|Cooperative Classification||A01G31/02, Y02P60/216|
|Sep 28, 1984||AS||Assignment|
Owner name: MANGROVE SYSTES, INC., P.O. BOX 24748 TAMPA, FL 3
Free format text: ASSIGNMENT OF ASSIGNORS INTEREST.;ASSIGNORS:LEWIS, ROY R. II;DERRENBACKER, JAMES A. JR.;REEL/FRAME:004307/0385;SIGNING DATES FROM 19840921 TO 19840926
|May 31, 1988||FPAY||Fee payment|
Year of fee payment: 4
|Jul 14, 1992||REMI||Maintenance fee reminder mailed|
|Dec 13, 1992||LAPS||Lapse for failure to pay maintenance fees|
|Feb 23, 1993||FP||Expired due to failure to pay maintenance fee|
Effective date: 19921213
|Oct 20, 1998||DC||Disclaimer filed|
Effective date: 19980807
|Sep 28, 1999||CC||Certificate of correction|
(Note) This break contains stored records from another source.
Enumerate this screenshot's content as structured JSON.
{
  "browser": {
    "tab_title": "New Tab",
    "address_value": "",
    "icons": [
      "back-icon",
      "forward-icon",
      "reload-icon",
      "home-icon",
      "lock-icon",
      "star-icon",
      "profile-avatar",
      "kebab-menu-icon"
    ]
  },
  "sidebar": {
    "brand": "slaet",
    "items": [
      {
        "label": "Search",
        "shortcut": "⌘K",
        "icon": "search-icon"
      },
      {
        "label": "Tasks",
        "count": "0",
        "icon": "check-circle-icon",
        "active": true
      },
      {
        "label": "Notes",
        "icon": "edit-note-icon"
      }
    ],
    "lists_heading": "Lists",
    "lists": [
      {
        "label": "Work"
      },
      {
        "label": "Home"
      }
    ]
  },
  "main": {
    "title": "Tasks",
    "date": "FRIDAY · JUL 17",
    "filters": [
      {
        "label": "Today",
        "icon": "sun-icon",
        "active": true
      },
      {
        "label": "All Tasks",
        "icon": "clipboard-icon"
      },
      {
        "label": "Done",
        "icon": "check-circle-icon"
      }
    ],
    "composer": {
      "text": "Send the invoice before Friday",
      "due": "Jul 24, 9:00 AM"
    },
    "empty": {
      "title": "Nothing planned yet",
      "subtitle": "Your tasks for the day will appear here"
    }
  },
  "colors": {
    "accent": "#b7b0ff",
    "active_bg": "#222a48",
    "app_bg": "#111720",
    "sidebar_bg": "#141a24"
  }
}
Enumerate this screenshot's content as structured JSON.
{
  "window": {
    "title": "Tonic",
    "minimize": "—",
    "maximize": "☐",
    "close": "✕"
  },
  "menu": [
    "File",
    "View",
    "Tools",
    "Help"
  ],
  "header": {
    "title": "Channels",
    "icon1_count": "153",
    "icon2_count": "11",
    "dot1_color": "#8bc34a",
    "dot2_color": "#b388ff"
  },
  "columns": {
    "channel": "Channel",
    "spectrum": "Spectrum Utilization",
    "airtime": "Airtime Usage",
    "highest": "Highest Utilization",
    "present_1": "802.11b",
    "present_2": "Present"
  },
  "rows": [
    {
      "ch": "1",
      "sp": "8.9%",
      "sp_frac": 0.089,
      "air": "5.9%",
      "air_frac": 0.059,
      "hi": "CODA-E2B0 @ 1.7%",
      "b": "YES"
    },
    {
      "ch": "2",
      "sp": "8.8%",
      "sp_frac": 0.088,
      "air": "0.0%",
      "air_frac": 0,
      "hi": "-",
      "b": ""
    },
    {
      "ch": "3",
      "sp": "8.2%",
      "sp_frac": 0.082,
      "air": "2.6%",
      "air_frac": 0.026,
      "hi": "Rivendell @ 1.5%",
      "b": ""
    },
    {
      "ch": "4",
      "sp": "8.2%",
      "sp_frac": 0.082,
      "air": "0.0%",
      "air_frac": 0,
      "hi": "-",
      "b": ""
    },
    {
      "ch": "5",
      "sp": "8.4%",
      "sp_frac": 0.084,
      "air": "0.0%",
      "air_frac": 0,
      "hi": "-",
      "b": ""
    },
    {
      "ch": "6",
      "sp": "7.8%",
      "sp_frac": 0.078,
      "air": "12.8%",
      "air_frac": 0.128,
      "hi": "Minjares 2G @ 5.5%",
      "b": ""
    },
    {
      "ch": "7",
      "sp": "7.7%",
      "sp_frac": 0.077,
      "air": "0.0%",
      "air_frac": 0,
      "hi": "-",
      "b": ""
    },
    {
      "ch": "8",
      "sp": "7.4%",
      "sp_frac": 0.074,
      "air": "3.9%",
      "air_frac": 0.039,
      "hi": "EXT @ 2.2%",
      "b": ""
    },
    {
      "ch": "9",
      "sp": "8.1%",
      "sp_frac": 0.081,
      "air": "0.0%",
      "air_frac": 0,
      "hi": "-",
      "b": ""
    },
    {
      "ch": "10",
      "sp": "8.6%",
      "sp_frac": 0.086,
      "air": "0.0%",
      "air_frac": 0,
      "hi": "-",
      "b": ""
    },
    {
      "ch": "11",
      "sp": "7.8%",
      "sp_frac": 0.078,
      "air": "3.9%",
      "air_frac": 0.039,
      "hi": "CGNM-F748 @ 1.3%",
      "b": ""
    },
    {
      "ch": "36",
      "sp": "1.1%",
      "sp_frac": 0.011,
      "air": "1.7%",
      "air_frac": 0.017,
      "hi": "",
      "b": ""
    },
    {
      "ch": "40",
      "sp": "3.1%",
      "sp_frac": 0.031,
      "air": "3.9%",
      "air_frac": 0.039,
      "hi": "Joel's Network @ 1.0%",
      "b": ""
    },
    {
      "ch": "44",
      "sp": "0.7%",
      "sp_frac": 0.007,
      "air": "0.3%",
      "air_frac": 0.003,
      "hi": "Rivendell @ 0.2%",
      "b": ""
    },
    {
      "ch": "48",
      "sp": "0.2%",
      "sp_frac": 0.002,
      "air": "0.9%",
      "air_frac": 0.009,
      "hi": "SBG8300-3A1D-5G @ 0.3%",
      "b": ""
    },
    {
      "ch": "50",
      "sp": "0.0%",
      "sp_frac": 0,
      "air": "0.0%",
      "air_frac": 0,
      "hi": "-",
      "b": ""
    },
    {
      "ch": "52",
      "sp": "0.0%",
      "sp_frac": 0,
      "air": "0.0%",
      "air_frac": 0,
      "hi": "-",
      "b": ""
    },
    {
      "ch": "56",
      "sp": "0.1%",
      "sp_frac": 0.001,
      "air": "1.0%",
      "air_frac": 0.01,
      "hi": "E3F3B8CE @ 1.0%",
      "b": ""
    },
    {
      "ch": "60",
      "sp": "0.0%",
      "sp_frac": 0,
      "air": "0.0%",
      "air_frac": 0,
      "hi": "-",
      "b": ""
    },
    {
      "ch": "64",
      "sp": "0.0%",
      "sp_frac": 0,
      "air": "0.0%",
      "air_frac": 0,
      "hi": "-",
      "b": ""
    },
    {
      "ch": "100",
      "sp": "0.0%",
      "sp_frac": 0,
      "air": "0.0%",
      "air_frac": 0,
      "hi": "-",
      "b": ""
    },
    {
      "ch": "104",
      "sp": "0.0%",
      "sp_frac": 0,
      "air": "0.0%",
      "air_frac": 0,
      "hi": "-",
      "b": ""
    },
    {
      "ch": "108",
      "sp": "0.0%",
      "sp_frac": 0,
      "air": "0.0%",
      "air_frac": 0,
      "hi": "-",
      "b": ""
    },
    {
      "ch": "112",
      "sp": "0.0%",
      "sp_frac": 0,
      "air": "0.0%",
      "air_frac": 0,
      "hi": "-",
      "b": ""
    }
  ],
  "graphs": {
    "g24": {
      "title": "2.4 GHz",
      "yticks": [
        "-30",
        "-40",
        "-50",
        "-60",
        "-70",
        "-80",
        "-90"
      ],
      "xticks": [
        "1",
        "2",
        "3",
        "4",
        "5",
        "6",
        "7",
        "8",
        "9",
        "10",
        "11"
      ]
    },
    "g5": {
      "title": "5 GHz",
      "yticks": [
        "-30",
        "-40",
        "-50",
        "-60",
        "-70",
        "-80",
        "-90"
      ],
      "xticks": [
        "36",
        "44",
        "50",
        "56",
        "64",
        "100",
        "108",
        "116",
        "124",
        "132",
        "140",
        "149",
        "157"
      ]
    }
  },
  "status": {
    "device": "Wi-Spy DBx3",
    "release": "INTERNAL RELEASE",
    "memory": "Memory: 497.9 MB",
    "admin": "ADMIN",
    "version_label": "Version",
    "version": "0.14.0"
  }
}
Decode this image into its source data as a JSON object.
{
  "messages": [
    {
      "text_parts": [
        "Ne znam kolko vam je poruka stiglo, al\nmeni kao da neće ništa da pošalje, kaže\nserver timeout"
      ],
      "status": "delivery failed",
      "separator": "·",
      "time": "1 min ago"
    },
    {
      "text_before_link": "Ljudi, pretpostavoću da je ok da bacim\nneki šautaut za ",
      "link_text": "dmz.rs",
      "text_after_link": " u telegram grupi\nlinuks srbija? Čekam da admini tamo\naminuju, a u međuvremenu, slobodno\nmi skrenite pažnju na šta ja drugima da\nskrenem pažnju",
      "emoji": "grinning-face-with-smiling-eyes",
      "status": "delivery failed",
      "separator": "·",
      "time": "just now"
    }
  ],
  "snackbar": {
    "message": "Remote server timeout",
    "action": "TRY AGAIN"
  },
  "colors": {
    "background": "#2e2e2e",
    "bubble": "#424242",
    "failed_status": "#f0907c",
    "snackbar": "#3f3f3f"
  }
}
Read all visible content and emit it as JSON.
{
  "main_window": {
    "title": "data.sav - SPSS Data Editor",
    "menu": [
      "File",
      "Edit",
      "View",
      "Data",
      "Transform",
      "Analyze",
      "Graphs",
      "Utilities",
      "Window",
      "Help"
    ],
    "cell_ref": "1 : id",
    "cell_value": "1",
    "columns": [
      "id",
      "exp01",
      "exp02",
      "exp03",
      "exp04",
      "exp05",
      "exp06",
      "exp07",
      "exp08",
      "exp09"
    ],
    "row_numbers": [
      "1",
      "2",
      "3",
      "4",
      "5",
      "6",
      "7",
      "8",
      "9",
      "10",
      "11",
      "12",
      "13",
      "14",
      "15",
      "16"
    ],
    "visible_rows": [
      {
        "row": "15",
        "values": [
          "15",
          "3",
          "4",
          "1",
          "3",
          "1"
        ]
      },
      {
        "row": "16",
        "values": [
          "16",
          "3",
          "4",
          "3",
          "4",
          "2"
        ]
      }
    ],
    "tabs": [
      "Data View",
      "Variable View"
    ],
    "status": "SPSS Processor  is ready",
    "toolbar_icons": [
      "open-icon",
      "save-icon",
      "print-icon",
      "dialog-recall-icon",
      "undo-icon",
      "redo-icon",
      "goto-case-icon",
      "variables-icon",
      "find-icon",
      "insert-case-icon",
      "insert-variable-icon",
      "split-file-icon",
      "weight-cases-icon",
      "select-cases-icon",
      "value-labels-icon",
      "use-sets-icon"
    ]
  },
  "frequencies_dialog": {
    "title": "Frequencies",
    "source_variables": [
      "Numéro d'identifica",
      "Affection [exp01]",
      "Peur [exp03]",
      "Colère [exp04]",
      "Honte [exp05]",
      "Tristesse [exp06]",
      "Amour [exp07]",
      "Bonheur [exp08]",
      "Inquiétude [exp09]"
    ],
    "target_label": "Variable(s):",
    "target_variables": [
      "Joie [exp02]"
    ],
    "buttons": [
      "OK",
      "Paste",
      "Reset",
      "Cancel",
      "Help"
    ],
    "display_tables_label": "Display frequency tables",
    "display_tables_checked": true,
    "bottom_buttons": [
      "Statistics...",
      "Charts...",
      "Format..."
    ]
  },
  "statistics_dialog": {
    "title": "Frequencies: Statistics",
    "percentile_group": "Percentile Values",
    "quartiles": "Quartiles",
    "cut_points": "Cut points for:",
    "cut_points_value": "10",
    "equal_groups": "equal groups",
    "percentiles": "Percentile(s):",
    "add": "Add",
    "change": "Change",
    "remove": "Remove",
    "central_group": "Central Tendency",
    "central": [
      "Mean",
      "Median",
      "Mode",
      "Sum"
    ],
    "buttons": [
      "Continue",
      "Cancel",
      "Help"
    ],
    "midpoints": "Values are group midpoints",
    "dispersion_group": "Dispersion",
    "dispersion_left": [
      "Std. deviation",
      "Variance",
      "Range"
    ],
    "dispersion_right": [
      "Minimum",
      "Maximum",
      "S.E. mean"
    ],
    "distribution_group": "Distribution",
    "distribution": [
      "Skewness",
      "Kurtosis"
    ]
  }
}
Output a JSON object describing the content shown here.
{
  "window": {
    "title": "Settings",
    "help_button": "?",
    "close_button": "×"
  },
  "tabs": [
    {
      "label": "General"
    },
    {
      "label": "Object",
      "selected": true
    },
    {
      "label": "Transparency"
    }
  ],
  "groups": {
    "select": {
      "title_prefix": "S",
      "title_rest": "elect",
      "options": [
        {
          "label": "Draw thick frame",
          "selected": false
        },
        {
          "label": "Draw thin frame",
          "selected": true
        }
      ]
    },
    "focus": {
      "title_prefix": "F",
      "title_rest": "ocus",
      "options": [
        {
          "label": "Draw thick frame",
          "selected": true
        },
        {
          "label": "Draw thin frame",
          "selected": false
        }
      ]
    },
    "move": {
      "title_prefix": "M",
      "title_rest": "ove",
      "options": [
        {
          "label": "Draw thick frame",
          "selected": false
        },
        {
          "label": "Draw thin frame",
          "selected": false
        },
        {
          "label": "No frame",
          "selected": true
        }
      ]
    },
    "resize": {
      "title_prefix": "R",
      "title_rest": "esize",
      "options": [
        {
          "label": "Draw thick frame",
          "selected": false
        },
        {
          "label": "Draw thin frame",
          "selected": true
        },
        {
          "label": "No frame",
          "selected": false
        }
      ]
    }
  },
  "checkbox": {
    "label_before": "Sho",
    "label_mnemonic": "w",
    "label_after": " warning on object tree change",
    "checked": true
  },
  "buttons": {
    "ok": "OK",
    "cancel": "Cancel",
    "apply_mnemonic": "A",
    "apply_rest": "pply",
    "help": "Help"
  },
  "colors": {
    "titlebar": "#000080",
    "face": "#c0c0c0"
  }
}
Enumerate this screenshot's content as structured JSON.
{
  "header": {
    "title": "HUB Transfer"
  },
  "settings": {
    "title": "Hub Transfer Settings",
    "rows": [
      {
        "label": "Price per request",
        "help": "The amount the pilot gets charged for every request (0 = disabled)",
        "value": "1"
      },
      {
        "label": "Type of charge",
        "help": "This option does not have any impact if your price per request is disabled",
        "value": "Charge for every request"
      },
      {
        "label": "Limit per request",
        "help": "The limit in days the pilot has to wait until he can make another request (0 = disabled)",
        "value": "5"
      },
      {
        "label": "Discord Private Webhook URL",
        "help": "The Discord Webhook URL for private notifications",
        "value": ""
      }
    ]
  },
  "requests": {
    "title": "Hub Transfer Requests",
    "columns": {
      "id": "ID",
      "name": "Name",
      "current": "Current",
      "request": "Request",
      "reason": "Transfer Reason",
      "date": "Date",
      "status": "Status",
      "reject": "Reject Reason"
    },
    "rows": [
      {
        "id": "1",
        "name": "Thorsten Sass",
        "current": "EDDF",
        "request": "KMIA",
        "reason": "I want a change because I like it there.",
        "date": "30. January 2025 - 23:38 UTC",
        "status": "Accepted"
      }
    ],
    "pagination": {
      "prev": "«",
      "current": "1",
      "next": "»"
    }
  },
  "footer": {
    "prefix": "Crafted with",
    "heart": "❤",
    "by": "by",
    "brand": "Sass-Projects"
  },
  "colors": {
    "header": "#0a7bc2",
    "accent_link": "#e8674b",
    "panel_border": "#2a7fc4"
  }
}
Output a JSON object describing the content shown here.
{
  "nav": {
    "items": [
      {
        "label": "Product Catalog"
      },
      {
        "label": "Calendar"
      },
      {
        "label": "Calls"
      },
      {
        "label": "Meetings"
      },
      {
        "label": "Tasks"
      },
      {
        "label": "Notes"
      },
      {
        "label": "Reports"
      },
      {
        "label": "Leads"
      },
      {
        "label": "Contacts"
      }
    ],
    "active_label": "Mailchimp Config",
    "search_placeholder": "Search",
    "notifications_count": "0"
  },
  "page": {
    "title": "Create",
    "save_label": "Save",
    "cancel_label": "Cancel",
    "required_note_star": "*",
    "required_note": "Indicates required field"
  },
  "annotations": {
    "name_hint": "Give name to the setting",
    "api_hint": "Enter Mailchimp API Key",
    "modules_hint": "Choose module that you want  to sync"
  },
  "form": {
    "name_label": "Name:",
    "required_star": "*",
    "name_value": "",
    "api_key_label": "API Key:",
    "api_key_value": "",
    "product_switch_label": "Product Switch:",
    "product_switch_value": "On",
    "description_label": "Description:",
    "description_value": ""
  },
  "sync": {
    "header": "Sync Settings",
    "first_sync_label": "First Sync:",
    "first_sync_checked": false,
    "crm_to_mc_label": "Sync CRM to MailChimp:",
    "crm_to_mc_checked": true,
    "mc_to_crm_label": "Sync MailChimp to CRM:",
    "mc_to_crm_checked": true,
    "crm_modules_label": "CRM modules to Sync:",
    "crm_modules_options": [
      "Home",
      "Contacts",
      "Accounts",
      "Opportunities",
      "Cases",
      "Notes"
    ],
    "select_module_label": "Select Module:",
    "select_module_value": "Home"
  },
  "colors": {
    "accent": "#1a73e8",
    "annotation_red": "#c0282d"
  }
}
Free format text: DELETE IN 1215 OG 66